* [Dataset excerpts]

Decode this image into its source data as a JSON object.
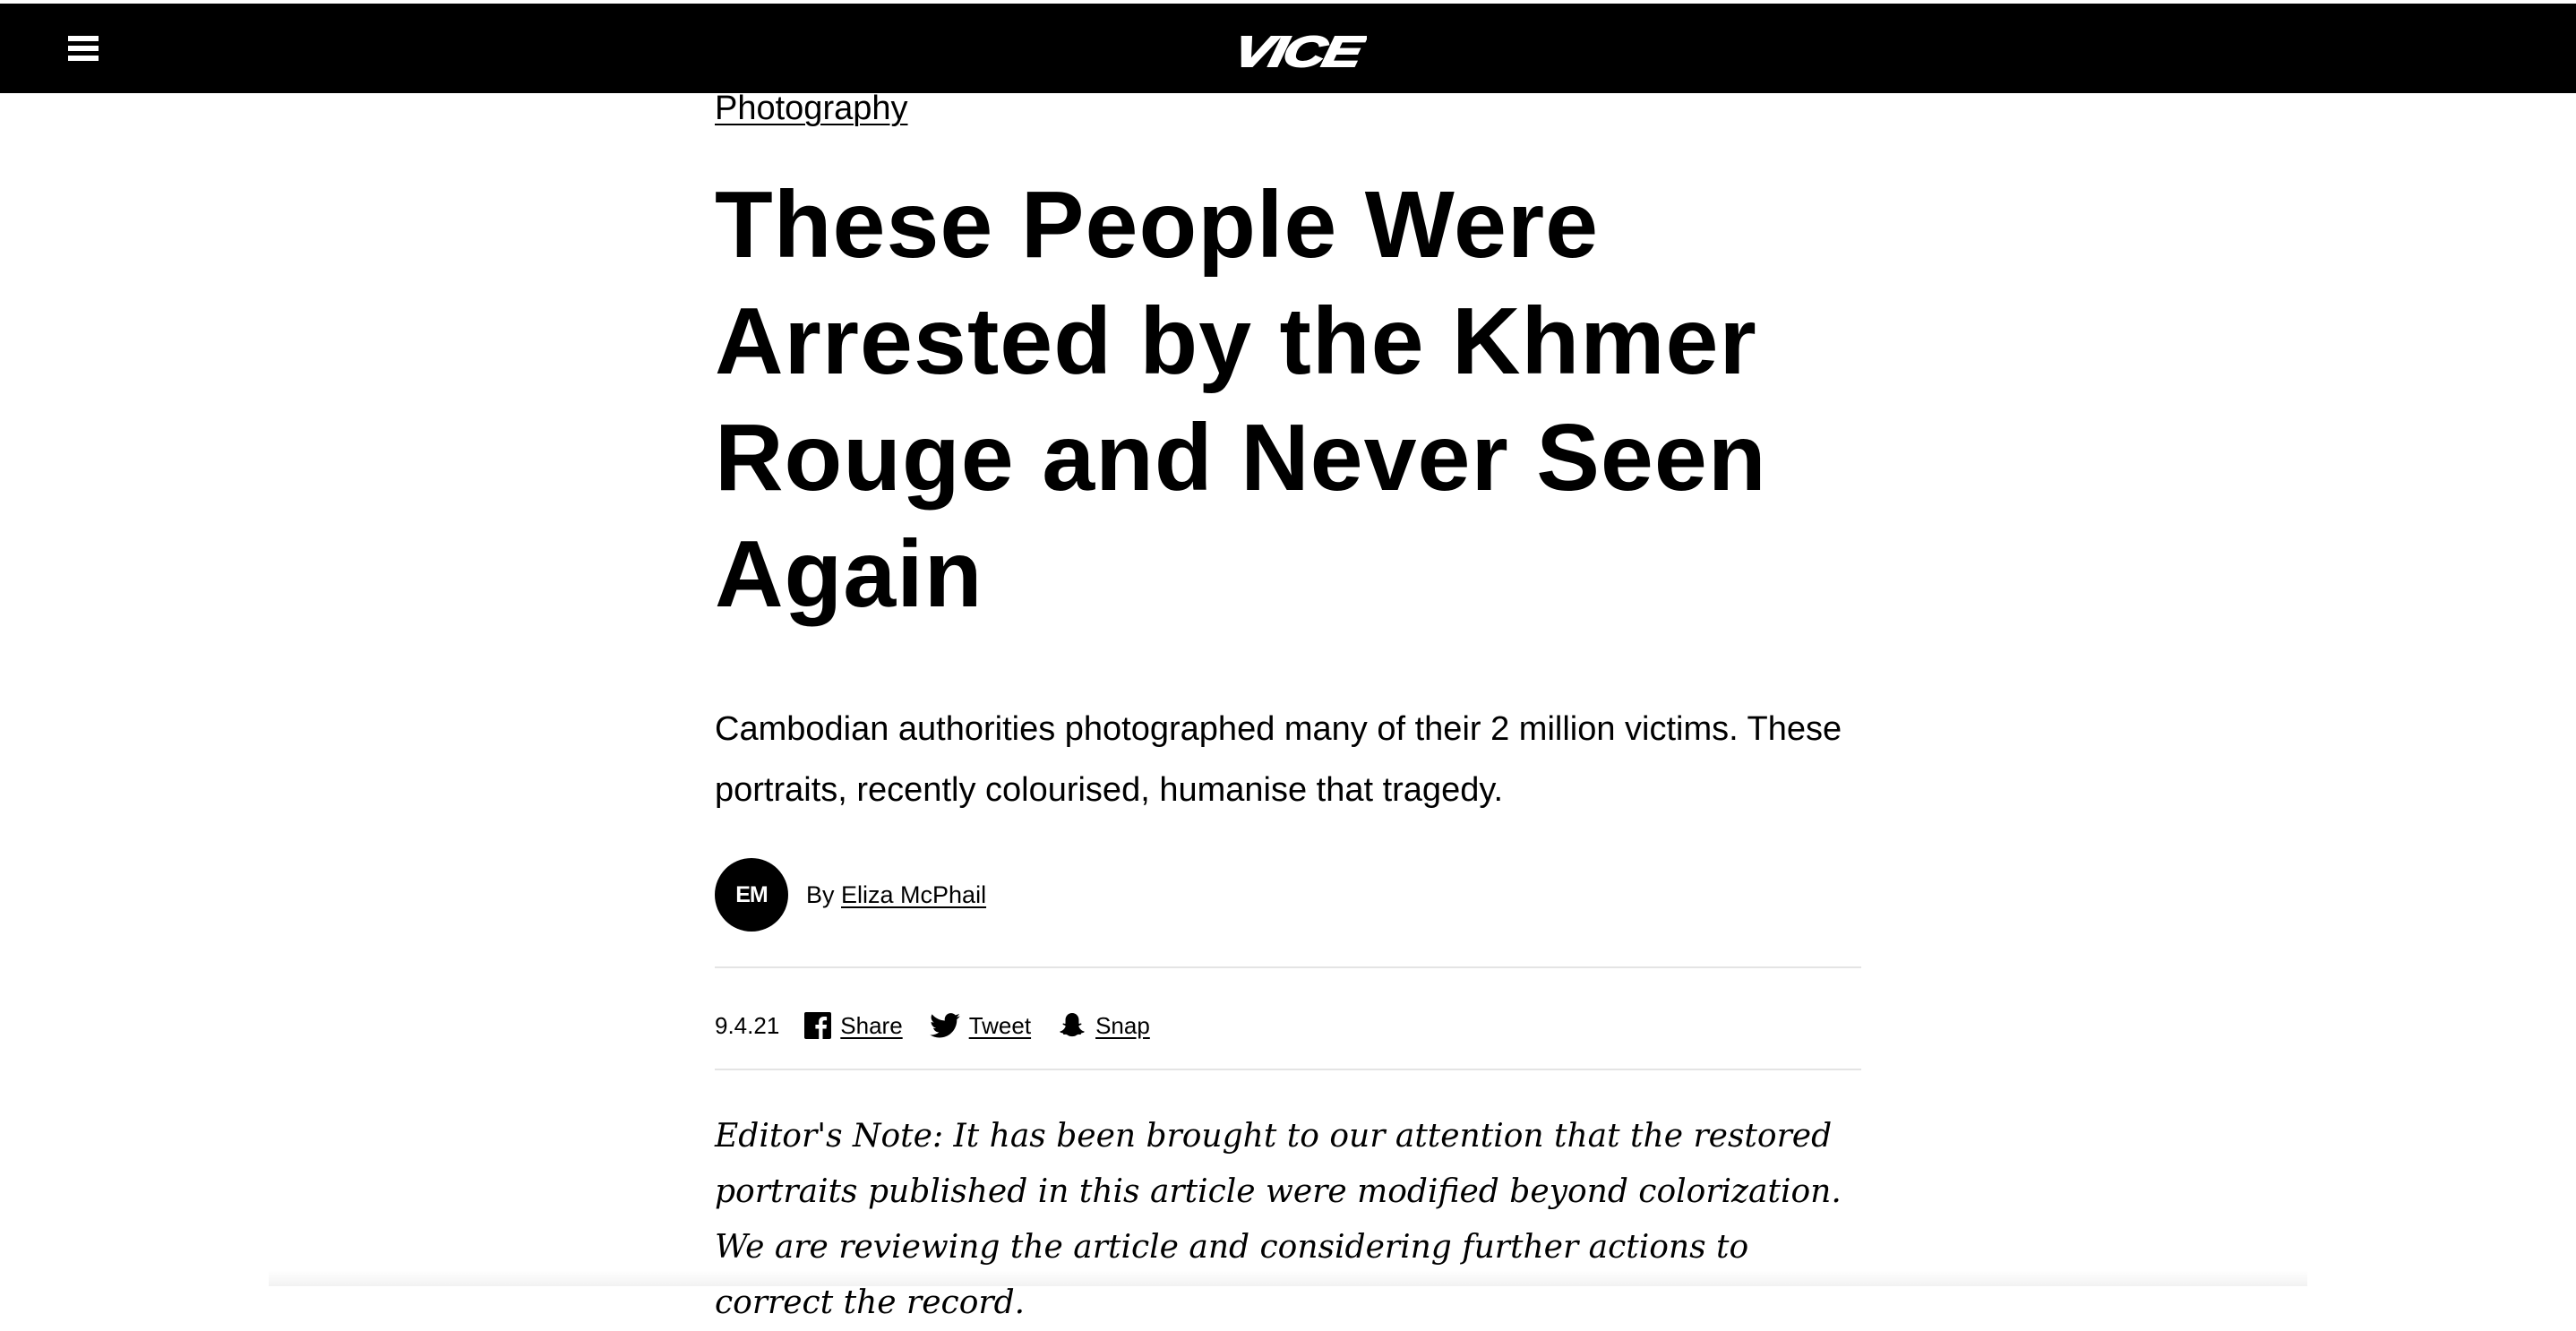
{
  "header": {
    "menu_icon": "hamburger-menu-icon",
    "logo_text": "VICE"
  },
  "article": {
    "section": "Photography",
    "title": "These People Were Arrested by the Khmer Rouge and Never Seen Again",
    "dek": "Cambodian authorities photographed many of their 2 million victims. These portraits, recently colourised, humanise that tragedy.",
    "author": {
      "initials": "EM",
      "by_prefix": "By ",
      "name": "Eliza McPhail"
    },
    "date": "9.4.21",
    "share": [
      {
        "label": "Share",
        "icon": "facebook-icon"
      },
      {
        "label": "Tweet",
        "icon": "twitter-icon"
      },
      {
        "label": "Snap",
        "icon": "snapchat-icon"
      }
    ],
    "editors_note": "Editor's Note: It has been brought to our attention that the restored portraits published in this article were modified beyond colorization. We are reviewing the article and considering further actions to correct the record."
  },
  "colors": {
    "header_bg": "#000000",
    "text": "#000000",
    "divider": "#e4e4e4"
  }
}
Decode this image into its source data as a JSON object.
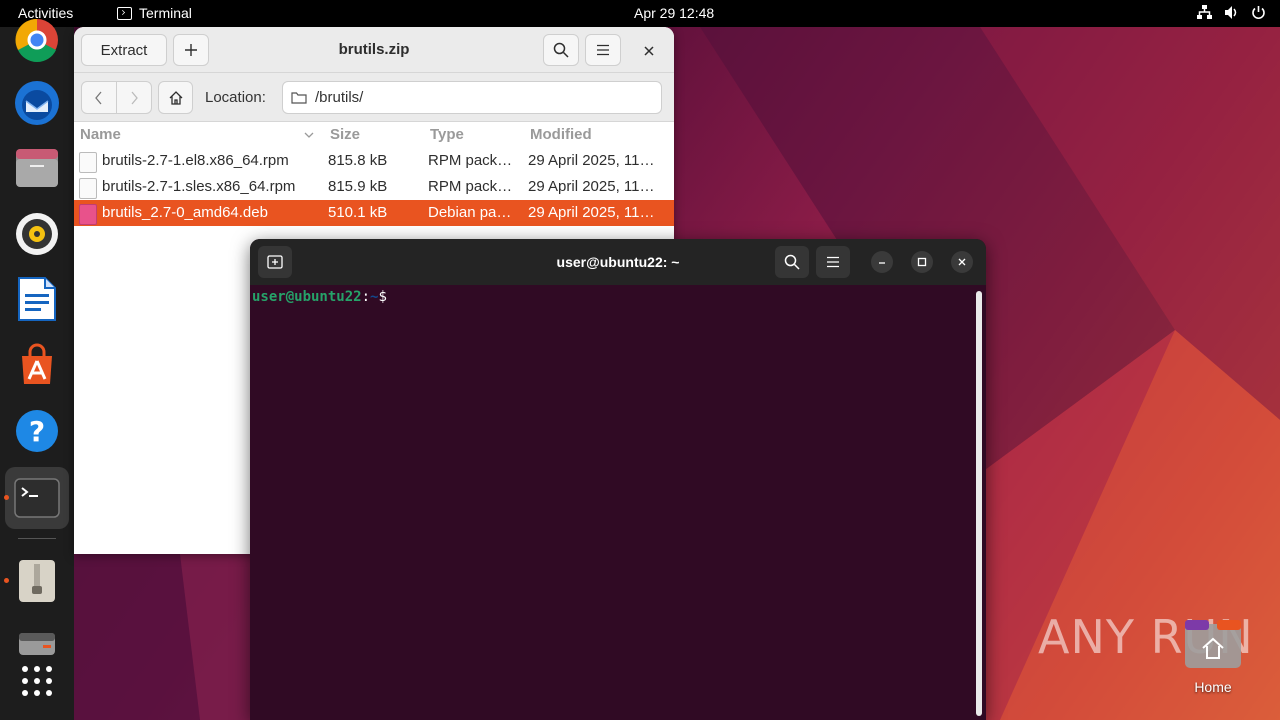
{
  "topbar": {
    "activities": "Activities",
    "app_name": "Terminal",
    "clock": "Apr 29  12:48"
  },
  "dock": {
    "items": [
      "chrome-icon",
      "thunderbird-icon",
      "files-icon",
      "rhythmbox-icon",
      "writer-icon",
      "app-center-icon",
      "help-icon",
      "terminal-icon",
      "archive-manager-icon",
      "disk-icon",
      "show-apps-icon"
    ]
  },
  "archive": {
    "extract_label": "Extract",
    "title": "brutils.zip",
    "location_label": "Location:",
    "location_value": "/brutils/",
    "columns": {
      "name": "Name",
      "size": "Size",
      "type": "Type",
      "modified": "Modified"
    },
    "rows": [
      {
        "name": "brutils-2.7-1.el8.x86_64.rpm",
        "size": "815.8 kB",
        "type": "RPM pack…",
        "modified": "29 April 2025, 11…"
      },
      {
        "name": "brutils-2.7-1.sles.x86_64.rpm",
        "size": "815.9 kB",
        "type": "RPM pack…",
        "modified": "29 April 2025, 11…"
      },
      {
        "name": "brutils_2.7-0_amd64.deb",
        "size": "510.1 kB",
        "type": "Debian pa…",
        "modified": "29 April 2025, 11…"
      }
    ],
    "selected_color": "#e95420"
  },
  "terminal": {
    "title": "user@ubuntu22: ~",
    "prompt_user": "user@ubuntu22",
    "prompt_sep": ":",
    "prompt_path": "~",
    "prompt_dollar": "$",
    "background": "#300a24"
  },
  "desktop": {
    "home_label": "Home",
    "watermark": "ANY RUN"
  }
}
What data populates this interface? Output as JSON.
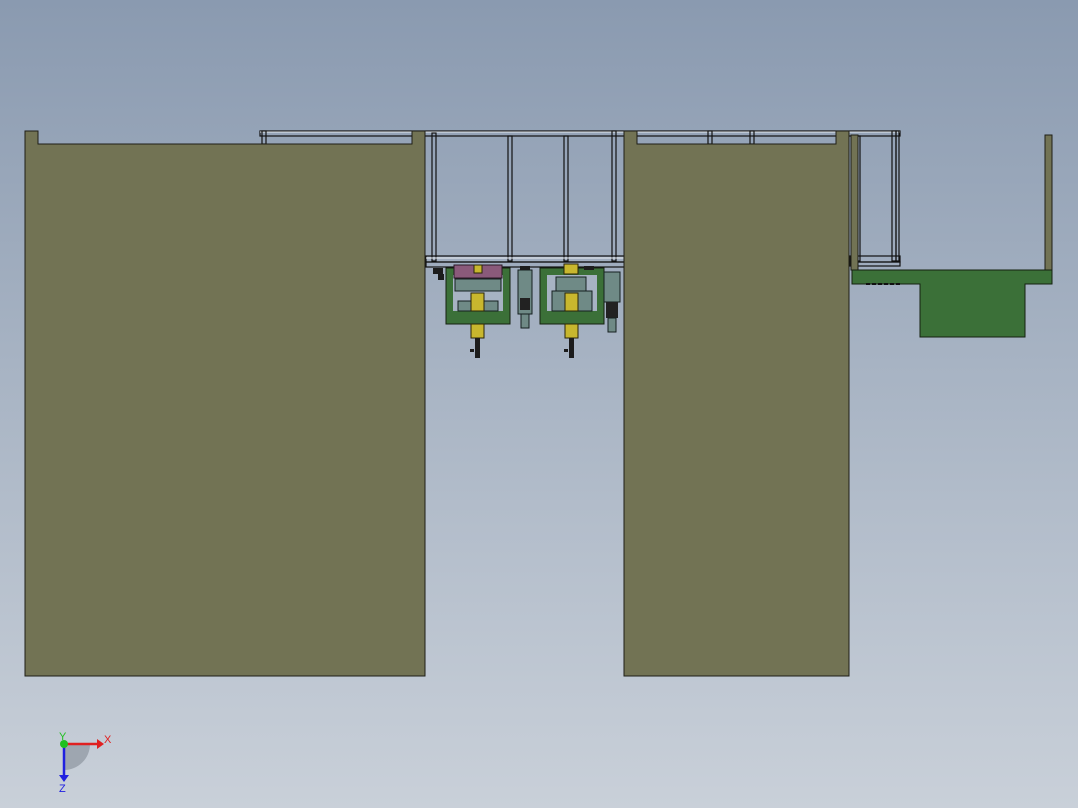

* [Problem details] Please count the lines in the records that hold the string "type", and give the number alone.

* [Expected answer] 4